▸ **WHAT THE EXERCISE ASKS**
Report, word for word, every line of the material that contains "Extension".

▸ **ENTRIES PROVIDED**
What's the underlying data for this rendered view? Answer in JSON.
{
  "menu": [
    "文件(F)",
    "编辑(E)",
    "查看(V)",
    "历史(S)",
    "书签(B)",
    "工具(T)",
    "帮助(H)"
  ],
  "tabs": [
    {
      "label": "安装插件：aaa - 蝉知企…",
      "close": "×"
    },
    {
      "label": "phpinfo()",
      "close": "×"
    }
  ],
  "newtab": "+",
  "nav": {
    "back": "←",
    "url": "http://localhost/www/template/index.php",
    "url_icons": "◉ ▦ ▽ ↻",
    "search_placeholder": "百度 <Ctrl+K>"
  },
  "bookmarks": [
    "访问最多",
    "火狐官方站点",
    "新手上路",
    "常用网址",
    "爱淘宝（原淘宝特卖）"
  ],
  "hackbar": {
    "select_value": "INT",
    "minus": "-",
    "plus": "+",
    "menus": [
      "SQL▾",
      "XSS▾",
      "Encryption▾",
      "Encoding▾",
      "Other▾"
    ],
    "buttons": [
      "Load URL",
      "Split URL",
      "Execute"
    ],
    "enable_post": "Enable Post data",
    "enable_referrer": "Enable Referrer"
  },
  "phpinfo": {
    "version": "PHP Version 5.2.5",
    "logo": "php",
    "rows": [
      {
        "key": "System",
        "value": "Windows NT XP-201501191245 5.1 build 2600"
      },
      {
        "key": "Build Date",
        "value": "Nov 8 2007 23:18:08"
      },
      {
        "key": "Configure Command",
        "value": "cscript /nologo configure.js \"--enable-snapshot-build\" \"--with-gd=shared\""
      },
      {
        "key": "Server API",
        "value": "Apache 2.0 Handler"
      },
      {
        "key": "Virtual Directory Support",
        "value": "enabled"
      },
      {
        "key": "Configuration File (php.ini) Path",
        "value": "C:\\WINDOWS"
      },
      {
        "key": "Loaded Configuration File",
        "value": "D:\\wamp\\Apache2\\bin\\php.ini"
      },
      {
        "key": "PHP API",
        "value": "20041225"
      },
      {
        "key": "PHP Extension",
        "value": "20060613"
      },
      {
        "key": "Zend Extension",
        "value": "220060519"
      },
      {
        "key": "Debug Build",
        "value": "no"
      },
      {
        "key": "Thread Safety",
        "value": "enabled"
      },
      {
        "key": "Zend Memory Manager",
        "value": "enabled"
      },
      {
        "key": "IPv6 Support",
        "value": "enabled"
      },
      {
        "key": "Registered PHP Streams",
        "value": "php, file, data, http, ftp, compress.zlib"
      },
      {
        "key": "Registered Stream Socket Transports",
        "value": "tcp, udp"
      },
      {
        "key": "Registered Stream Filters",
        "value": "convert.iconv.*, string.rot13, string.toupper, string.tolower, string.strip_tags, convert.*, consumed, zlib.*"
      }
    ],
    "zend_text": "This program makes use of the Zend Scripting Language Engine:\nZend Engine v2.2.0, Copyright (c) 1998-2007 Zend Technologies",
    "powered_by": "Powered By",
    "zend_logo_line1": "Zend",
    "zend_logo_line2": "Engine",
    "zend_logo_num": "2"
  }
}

▸ **SOLUTION FOR THIS TASK**
        "key": "PHP Extension",
        "key": "Zend Extension",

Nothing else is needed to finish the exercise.